YOUR ASSIGNMENT –
Where "SINUSOIDAL" appears in a line of the entries below, that line should be copied.

BEGIN MATERIAL TO PROCESS

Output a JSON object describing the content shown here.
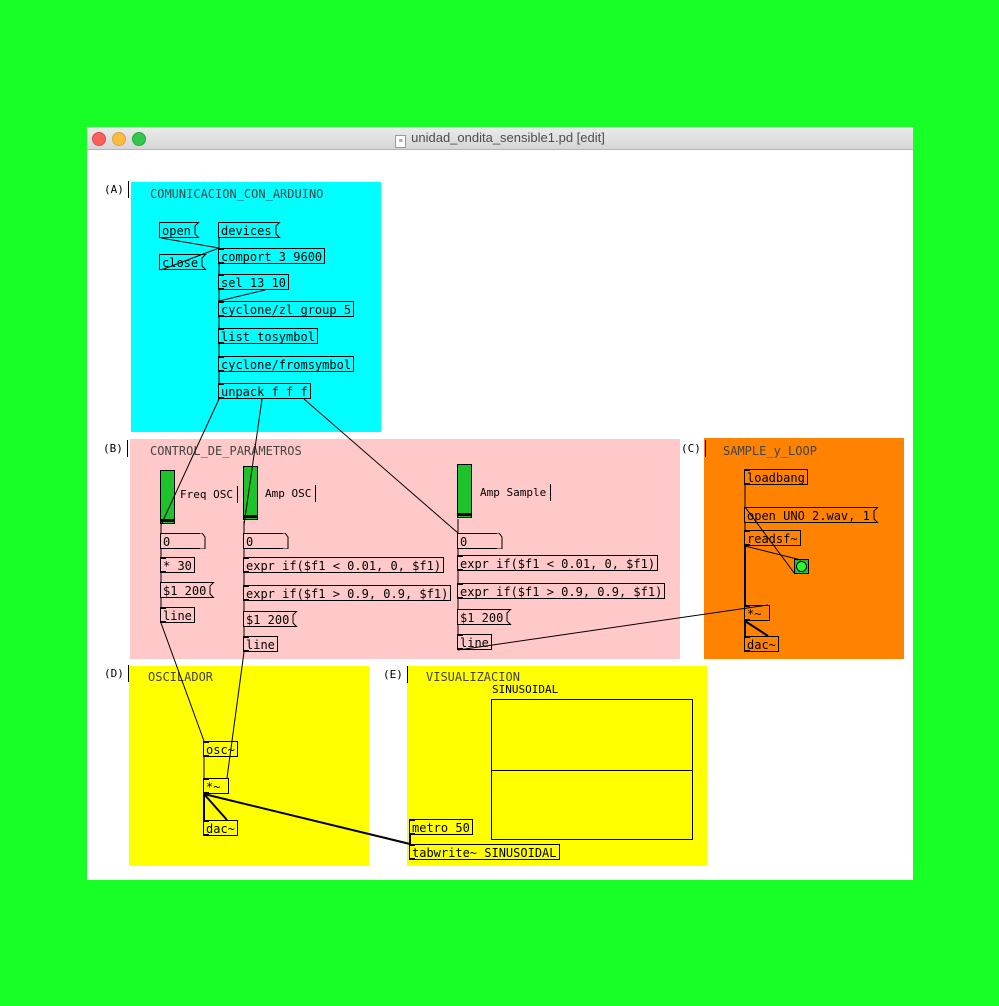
{
  "window": {
    "title": "unidad_ondita_sensible1.pd [edit]"
  },
  "colors": {
    "background": "#17ff26",
    "cyan": "#00ffff",
    "pink": "#ffc9c9",
    "orange": "#ff8200",
    "yellow": "#ffff00",
    "slider_green": "#1ec32c"
  },
  "sections": {
    "a": {
      "marker": "(A)",
      "title": "COMUNICACION_CON_ARDUINO"
    },
    "b": {
      "marker": "(B)",
      "title": "CONTROL_DE_PARÁMETROS"
    },
    "c": {
      "marker": "(C)",
      "title": "SAMPLE_y_LOOP"
    },
    "d": {
      "marker": "(D)",
      "title": "OSCILADOR"
    },
    "e": {
      "marker": "(E)",
      "title": "VISUALIZACION"
    }
  },
  "arduino": {
    "open_msg": "open",
    "close_msg": "close",
    "devices_msg": "devices",
    "comport": "comport 3 9600",
    "sel": "sel 13 10",
    "zl": "cyclone/zl group 5",
    "tosymbol": "list tosymbol",
    "fromsymbol": "cyclone/fromsymbol",
    "unpack": "unpack f f f"
  },
  "control": {
    "freq_label": "Freq OSC",
    "amp_label": "Amp OSC",
    "sample_label": "Amp Sample",
    "freq_num": "0",
    "amp_num": "0",
    "sample_num": "0",
    "mul30": "* 30",
    "freq_line_msg": "$1 200",
    "freq_line": "line",
    "amp_expr1": "expr if($f1 < 0.01, 0, $f1)",
    "amp_expr2": "expr if($f1 > 0.9, 0.9, $f1)",
    "amp_line_msg": "$1 200",
    "amp_line": "line",
    "sample_expr1": "expr if($f1 < 0.01, 0, $f1)",
    "sample_expr2": "expr if($f1 > 0.9, 0.9, $f1)",
    "sample_line_msg": "$1 200",
    "sample_line": "line"
  },
  "sample": {
    "loadbang": "loadbang",
    "open_msg": "open UNO_2.wav, 1",
    "readsf": "readsf~",
    "mul": "*~",
    "dac": "dac~"
  },
  "osc": {
    "osc": "osc~",
    "mul": "*~",
    "dac": "dac~"
  },
  "vis": {
    "array_name": "SINUSOIDAL",
    "metro": "metro 50",
    "tabwrite": "tabwrite~ SINUSOIDAL"
  }
}
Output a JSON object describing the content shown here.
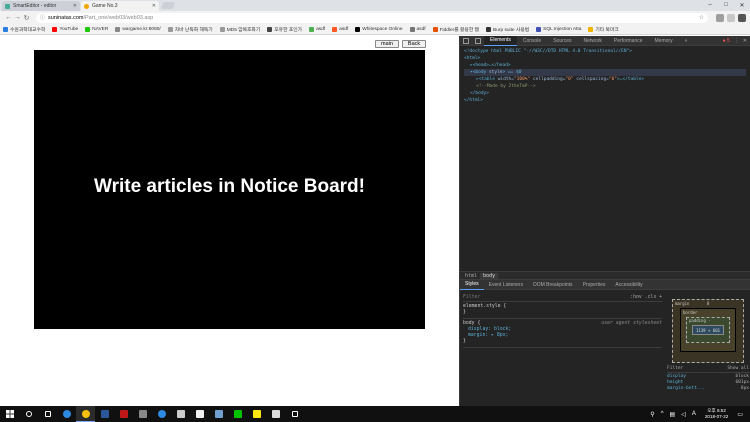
{
  "browser": {
    "tabs": [
      {
        "title": "SmartEditor - editor",
        "active": false
      },
      {
        "title": "Game No.3",
        "active": true
      }
    ],
    "url_host": "suninatas.com",
    "url_path": "/Part_one/web03/web03.asp",
    "window_controls": [
      "–",
      "□",
      "✕"
    ],
    "bookmarks": [
      {
        "label": "수원과학대교수학",
        "color": "#2a7de1"
      },
      {
        "label": "YouTube",
        "color": "#ff0000"
      },
      {
        "label": "NAVER",
        "color": "#1ec800"
      },
      {
        "label": "wargame.kr:8080/",
        "color": "#888888"
      },
      {
        "label": "자바 난독화 해독기",
        "color": "#999999"
      },
      {
        "label": "MD5 암복호화기",
        "color": "#999999"
      },
      {
        "label": "포유한 포인가",
        "color": "#444444"
      },
      {
        "label": "asdf",
        "color": "#4caf50"
      },
      {
        "label": "asdf",
        "color": "#ff5722"
      },
      {
        "label": "Whitespace Online",
        "color": "#000000"
      },
      {
        "label": "asdf",
        "color": "#777777"
      },
      {
        "label": "Fiddler를 활용한 웹",
        "color": "#e65100"
      },
      {
        "label": "Burp suite 사용법",
        "color": "#333333"
      },
      {
        "label": "SQL Injection Atta",
        "color": "#3f51b5"
      },
      {
        "label": "기타 북마크",
        "color": "#f0b400"
      }
    ]
  },
  "page": {
    "buttons": {
      "main": "main",
      "back": "Back"
    },
    "headline": "Write articles in Notice Board!",
    "background": "#000000"
  },
  "devtools": {
    "tabs": [
      "Elements",
      "Console",
      "Sources",
      "Network",
      "Performance",
      "Memory",
      "»"
    ],
    "active_tab": "Elements",
    "error_count": "5",
    "dom_lines": [
      {
        "indent": 0,
        "parts": [
          [
            "tag",
            "<!doctype html PUBLIC \"-//W3C//DTD HTML 4.0 Transitional//EN\">"
          ]
        ]
      },
      {
        "indent": 0,
        "parts": [
          [
            "tag",
            "<html>"
          ]
        ]
      },
      {
        "indent": 1,
        "parts": [
          [
            "tag",
            "▸<head>…</head>"
          ]
        ]
      },
      {
        "indent": 1,
        "parts": [
          [
            "tag",
            "▾<body "
          ],
          [
            "attr",
            "style"
          ],
          [
            "tag",
            "> == $0"
          ]
        ],
        "selected": true
      },
      {
        "indent": 2,
        "parts": [
          [
            "tag",
            "▸<table "
          ],
          [
            "attr",
            "width="
          ],
          [
            "val",
            "\"100%\" "
          ],
          [
            "attr",
            "cellpadding="
          ],
          [
            "val",
            "\"0\" "
          ],
          [
            "attr",
            "cellspacing="
          ],
          [
            "val",
            "\"0\""
          ],
          [
            "tag",
            ">…</table>"
          ]
        ]
      },
      {
        "indent": 2,
        "parts": [
          [
            "cmt",
            "<!--Made by 2theTmP-->"
          ]
        ]
      },
      {
        "indent": 1,
        "parts": [
          [
            "tag",
            "</body>"
          ]
        ]
      },
      {
        "indent": 0,
        "parts": [
          [
            "tag",
            "</html>"
          ]
        ]
      }
    ],
    "breadcrumbs": [
      "html",
      "body"
    ],
    "subtabs": [
      "Styles",
      "Event Listeners",
      "DOM Breakpoints",
      "Properties",
      "Accessibility"
    ],
    "filter_placeholder": "Filter",
    "filter_right": ":hov  .cls  +",
    "rules": [
      {
        "selector": "element.style {",
        "source": "",
        "props": [],
        "close": "}"
      },
      {
        "selector": "body {",
        "source": "user agent stylesheet",
        "props": [
          "display: block;",
          "margin: ▸ 8px;"
        ],
        "close": "}"
      }
    ],
    "boxmodel": {
      "margin_label": "margin",
      "margin_val": "8",
      "border_label": "border",
      "border_val": "-",
      "padding_label": "padding -",
      "content": "1139 × 601"
    },
    "computed_filter": "Filter",
    "computed_showall": "Show all",
    "computed": [
      {
        "k": "display",
        "v": "block"
      },
      {
        "k": "height",
        "v": "601px"
      },
      {
        "k": "margin-bott...",
        "v": "8px"
      }
    ]
  },
  "taskbar": {
    "icons": [
      {
        "name": "start",
        "color": "#ffffff"
      },
      {
        "name": "search",
        "color": "#ffffff"
      },
      {
        "name": "task-view",
        "color": "#ffffff"
      },
      {
        "name": "edge",
        "color": "#2e89e0"
      },
      {
        "name": "chrome",
        "color": "#f4c20d",
        "active": true
      },
      {
        "name": "word",
        "color": "#2b579a"
      },
      {
        "name": "mcafee",
        "color": "#c01818"
      },
      {
        "name": "app",
        "color": "#888888"
      },
      {
        "name": "edge2",
        "color": "#2e89e0"
      },
      {
        "name": "mail",
        "color": "#cccccc"
      },
      {
        "name": "store",
        "color": "#f0f0f0"
      },
      {
        "name": "steam",
        "color": "#6fa0d0"
      },
      {
        "name": "line",
        "color": "#00c300"
      },
      {
        "name": "kakao",
        "color": "#ffe812"
      },
      {
        "name": "app2",
        "color": "#dddddd"
      },
      {
        "name": "settings",
        "color": "#ffffff"
      }
    ],
    "time": "오후 6:52",
    "date": "2018-07-22"
  }
}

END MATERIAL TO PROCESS

ANSWER TO THE PROBLEM –
    "array_name": "SINUSOIDAL",
    "tabwrite": "tabwrite~ SINUSOIDAL"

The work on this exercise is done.